These points about conviction of thought are absolutely important if one is to understand the next line––otherwise it is confusing. To begin with, the line, ‘So you say, “I’m just trying” ’, is an ambiguous use of English, though its desired meaning is readily grasped. It’s ambiguous because it is indeterminate whether the second person (the you in ‘So you say . . .’) is speaking about themselves (I’m just trying), or about Grace. Also the word ‘trying.’ Trying what? However, within the context of the song it becomes apparent that the line is a statement made by someone else, spoken to Grace as a way of encouraging her to abandon her attempt to stand out of the crowd. True, I’m filling in meaning here, but it seems a reasonable conjecture. Besides, it’s just the sort of thing a parent or teacher––i.e. a trusted authority––might say to a child having difficulty with peers at school. Something like “Honey, I know you’re just trying to be yourself, but you have to give up these silly notions that you’re somehow different from the other children, and just go along with what they expect of you in order to get along with them.” You’ll note that the contrasting conclusion of the statement (beginning with but) is left out of the lyric and we have to fill that part in by using context. Again, I think it’s a reasonable expansion of the thought. So why is it that the line can be properly understood only if the previous line is tentative? Because if the previous line had any conviction to it at all, no one would say “You’re just trying to be yourself, but . . .”. Instead, they would say, “You’re not trying to get along at all!” And in fact, that’s exactly what is sung in the last chorus, showing that the final ‘I don’t play by the rules of the game’ is truly meant with conviction. Finally, the chorus ends lyrically with a repeated ‘Just trying . . .”, this time in Grace’s own tentative voice, mimicking what was said to her by her trusted authority, but certainly carrying a different meaning than what the other intended.

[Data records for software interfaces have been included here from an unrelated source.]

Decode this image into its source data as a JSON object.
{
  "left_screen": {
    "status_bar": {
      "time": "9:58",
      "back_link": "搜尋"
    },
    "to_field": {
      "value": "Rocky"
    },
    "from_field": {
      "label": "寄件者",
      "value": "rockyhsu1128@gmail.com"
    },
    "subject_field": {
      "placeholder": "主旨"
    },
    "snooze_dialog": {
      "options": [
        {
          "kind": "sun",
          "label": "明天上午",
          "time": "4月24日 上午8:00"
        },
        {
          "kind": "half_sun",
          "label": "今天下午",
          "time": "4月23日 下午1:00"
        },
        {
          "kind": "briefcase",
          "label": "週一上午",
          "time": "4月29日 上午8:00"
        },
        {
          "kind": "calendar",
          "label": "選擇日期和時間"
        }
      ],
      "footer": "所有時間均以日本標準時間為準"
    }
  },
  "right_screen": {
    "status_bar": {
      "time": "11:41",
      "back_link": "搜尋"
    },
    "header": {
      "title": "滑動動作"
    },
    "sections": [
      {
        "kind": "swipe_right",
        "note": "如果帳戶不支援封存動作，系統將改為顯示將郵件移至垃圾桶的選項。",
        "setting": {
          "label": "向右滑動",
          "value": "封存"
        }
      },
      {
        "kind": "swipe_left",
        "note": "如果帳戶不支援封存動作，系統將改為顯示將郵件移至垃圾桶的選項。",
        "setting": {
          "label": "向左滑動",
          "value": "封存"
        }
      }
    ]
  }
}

Whew! End of chorus. There’s just a lot of meaning there. Now we come to the meat of the song, the first verse. This verse has one purpose, and one purpose only: to show just how insincere Grace was in the previous chorus when she declared ‘I don’t play by the rules of the game’. “Hogwash!” she’s now telling us. The two lines, ‘So I heard you are my sister’s friend / You get along quite nicely’ is all about introducing us to a third party observer (probably female) whom we can trust to give a dispassionate evaluation of Grace. The first line is to let us know that this third person is not a direct friend of Grace, being her sister’s friend, and that though Grace must be familiar to her, she’s seldom spoken to her, or perhaps never has before (yes, all that meaning is contained in only nine syllables). This person, therefore, though acquainted with Grace, isn’t close to her, so her perceptions of Grace can be considered impartial. Furthermore, the second line tells us that this person is easy going and gets along well with people, therefore her testimony can be considered trustworthy and not meant to be harmful.

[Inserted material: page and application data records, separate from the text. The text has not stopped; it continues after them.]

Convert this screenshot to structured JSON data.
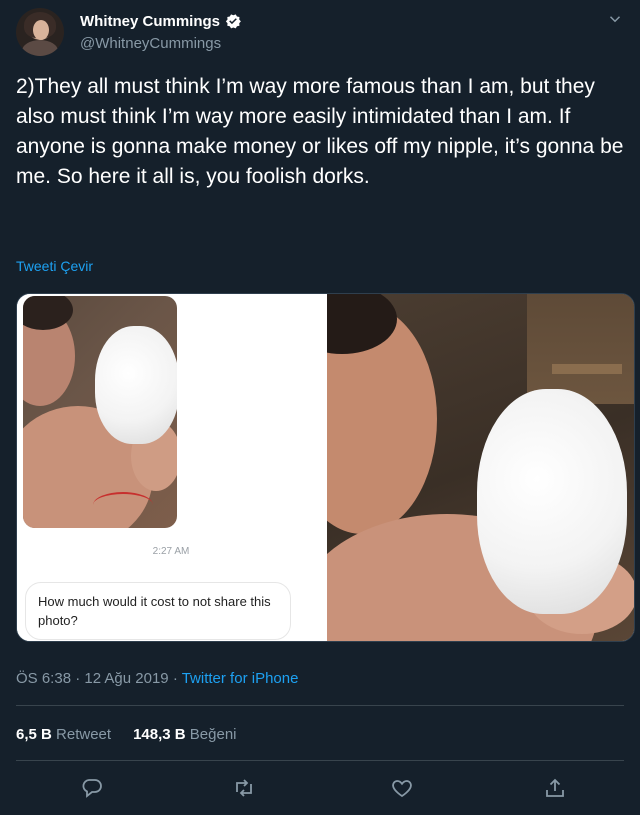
{
  "author": {
    "name": "Whitney Cummings",
    "handle": "@WhitneyCummings",
    "verified": true
  },
  "tweet": {
    "text": "2)They all must think I’m way more famous than I am, but they also must think I’m way more easily intimidated than I am. If anyone is gonna make money or likes off my nipple, it’s gonna be me. So here it all is, you foolish dorks.",
    "translate_label": "Tweeti Çevir"
  },
  "media": {
    "message_time": "2:27 AM",
    "message_text": "How much would it cost to not share this photo?"
  },
  "meta": {
    "time": "ÖS 6:38",
    "sep1": " · ",
    "date": "12 Ağu 2019",
    "sep2": " · ",
    "source": "Twitter for iPhone"
  },
  "stats": {
    "retweets_count": "6,5 B",
    "retweets_label": "Retweet",
    "likes_count": "148,3 B",
    "likes_label": "Beğeni"
  },
  "icons": {
    "reply": "reply-icon",
    "retweet": "retweet-icon",
    "like": "heart-icon",
    "share": "share-icon",
    "more": "chevron-down-icon",
    "verified": "verified-badge-icon"
  },
  "colors": {
    "background": "#15202b",
    "accent": "#1da1f2",
    "secondary_text": "#8899a6",
    "divider": "#38444d"
  }
}
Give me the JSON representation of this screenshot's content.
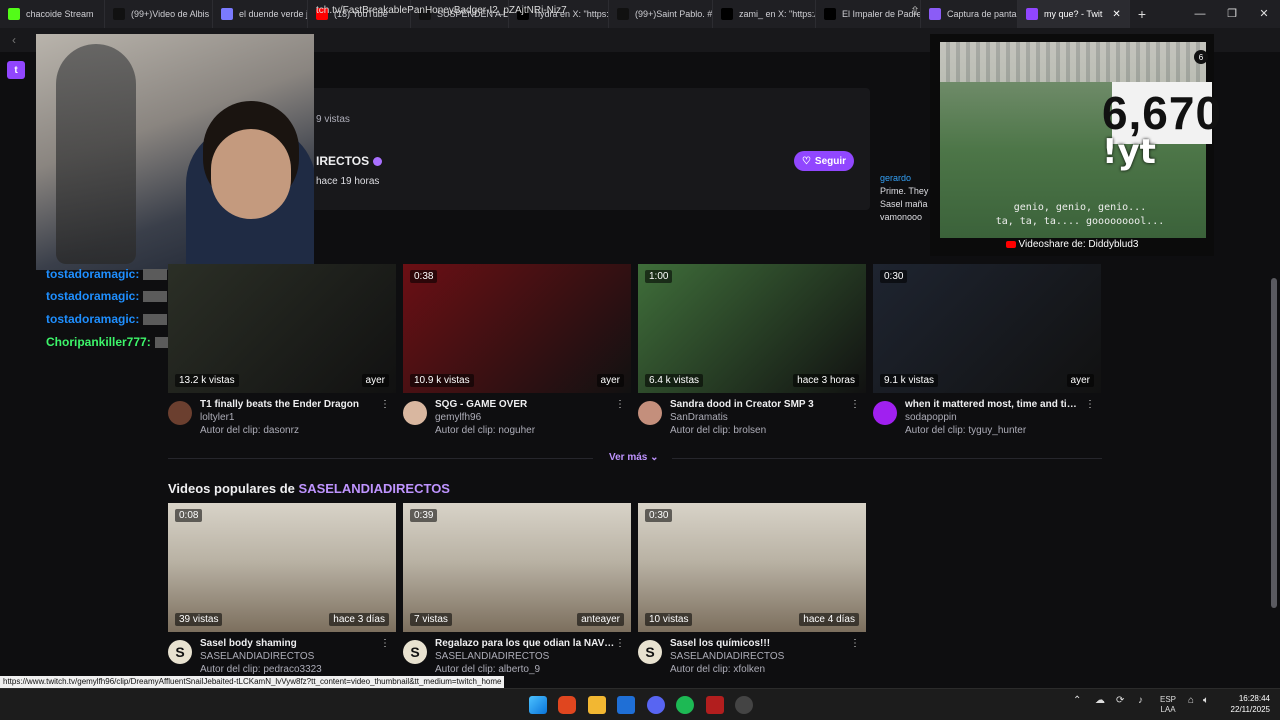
{
  "browser": {
    "tabs": [
      {
        "label": "chacoide Stream",
        "favicon": "kick-icon",
        "color": "#53fc18"
      },
      {
        "label": "(99+)Video de Albis",
        "favicon": "tiktok-icon",
        "color": "#111111"
      },
      {
        "label": "el duende verde jue",
        "favicon": "generic-icon",
        "color": "#7a7aff"
      },
      {
        "label": "(18) YouTube",
        "favicon": "youtube-icon",
        "color": "#ff0000"
      },
      {
        "label": "SUSPENDEN A L",
        "favicon": "tiktok-icon",
        "color": "#111111"
      },
      {
        "label": "hydra en X: \"https:/",
        "favicon": "x-icon",
        "color": "#000000"
      },
      {
        "label": "(99+)Saint Pablo. #",
        "favicon": "tiktok-icon",
        "color": "#111111"
      },
      {
        "label": "zami_ en X: \"https:/",
        "favicon": "x-icon",
        "color": "#000000"
      },
      {
        "label": "El Impaler de Padre",
        "favicon": "x-icon",
        "color": "#000000"
      },
      {
        "label": "Captura de pantalla",
        "favicon": "pen-icon",
        "color": "#8b5cf6"
      },
      {
        "label": "my que? - Twit",
        "favicon": "twitch-icon",
        "color": "#9146ff",
        "active": true
      }
    ],
    "url": "tch.tv/FastBreakablePanHoneyBadger-I2_pZAjtNRi-Niz7",
    "status_url": "https://www.twitch.tv/gemylfh96/clip/DreamyAffluentSnailJebaited-tLCKamN_lvVyw8fz?tt_content=video_thumbnail&tt_medium=twitch_home"
  },
  "top_card": {
    "views": "9 vistas",
    "channel": "IRECTOS",
    "time_ago": "hace 19 horas",
    "follow_label": "Seguir"
  },
  "side_chat": {
    "user": "gerardo",
    "lines": [
      "Prime. They",
      "Sasel maña",
      "vamonooo"
    ]
  },
  "stream_overlay": {
    "counter": "6,670",
    "command": "!yt",
    "lyric1": "genio, genio, genio...",
    "lyric2": "ta, ta, ta.... gooooooool...",
    "share_text": "Videoshare de: Diddyblud3",
    "badge": "6"
  },
  "chat_overlay": [
    {
      "user": "tostadoramagic:",
      "color": "#1f8fff"
    },
    {
      "user": "tostadoramagic:",
      "color": "#1f8fff"
    },
    {
      "user": "tostadoramagic:",
      "color": "#1f8fff"
    },
    {
      "user": "Choripankiller777:",
      "color": "#3df56a"
    }
  ],
  "clips": [
    {
      "duration": "",
      "views": "13.2 k vistas",
      "ago": "ayer",
      "title": "T1 finally beats the Ender Dragon",
      "channel": "loltyler1",
      "author": "Autor del clip: dasonrz",
      "avatar_color": "#6b3f2f",
      "thumb": "#2b2f26"
    },
    {
      "duration": "0:38",
      "views": "10.9 k vistas",
      "ago": "ayer",
      "title": "SQG - GAME OVER",
      "channel": "gemylfh96",
      "author": "Autor del clip: noguher",
      "avatar_color": "#d9b7a0",
      "thumb": "#6b0f14"
    },
    {
      "duration": "1:00",
      "views": "6.4 k vistas",
      "ago": "hace 3 horas",
      "title": "Sandra dood in Creator SMP 3",
      "channel": "SanDramatis",
      "author": "Autor del clip: brolsen",
      "avatar_color": "#c48f7c",
      "thumb": "#3f6e3a"
    },
    {
      "duration": "0:30",
      "views": "9.1 k vistas",
      "ago": "ayer",
      "title": "when it mattered most, time and time ...",
      "channel": "sodapoppin",
      "author": "Autor del clip: tyguy_hunter",
      "avatar_color": "#a020f0",
      "thumb": "#1e2430"
    }
  ],
  "ver_mas": "Ver más",
  "popular": {
    "prefix": "Videos populares de ",
    "channel": "SASELANDIADIRECTOS",
    "videos": [
      {
        "duration": "0:08",
        "views": "39 vistas",
        "ago": "hace 3 días",
        "title": "Sasel body shaming",
        "channel": "SASELANDIADIRECTOS",
        "author": "Autor del clip: pedraco3323"
      },
      {
        "duration": "0:39",
        "views": "7 vistas",
        "ago": "anteayer",
        "title": "Regalazo para los que odian la NAVID...",
        "channel": "SASELANDIADIRECTOS",
        "author": "Autor del clip: alberto_9"
      },
      {
        "duration": "0:30",
        "views": "10 vistas",
        "ago": "hace 4 días",
        "title": "Sasel los químicos!!!",
        "channel": "SASELANDIADIRECTOS",
        "author": "Autor del clip: xfolken"
      }
    ]
  },
  "taskbar": {
    "lang": "ESP",
    "layout": "LAA",
    "time": "16:28:44",
    "date": "22/11/2025"
  }
}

This third party observer’s trusted identity now established, we come to the central point of the verse: ‘You ask me why I cut my hair/And changed myself completely’. Our impartial and trustworthy observer has just asked a question of Grace that family and close friends either wouldn’t, or more likely couldn’t ask. Being close, they wouldn’t have noticed changes taking place over weeks, or even months. But her sister’s friend, not being constantly exposed to Grace, would be better able to notice major changes in Grace’s appearance, maybe even her manner. All this is to say one thing loud and clear: Grace is willing to do whatever it takes to fit in. New hair style; new clothes; new shoes; a different way to walk, talk, act––whatever. So Grace doesn’t play by the rules of the game, huh? Of course she does! She’s as much as just admitted that she took off one mask and put on another in its place to fit in with her peers. To be just like them.

That’s it for now. In the final installment, we’ll see Grace falling further into despair before her moment of personal revelation and discovery of her true name.

To be continued

This article was first posted on VanderVault’s YouTube channel: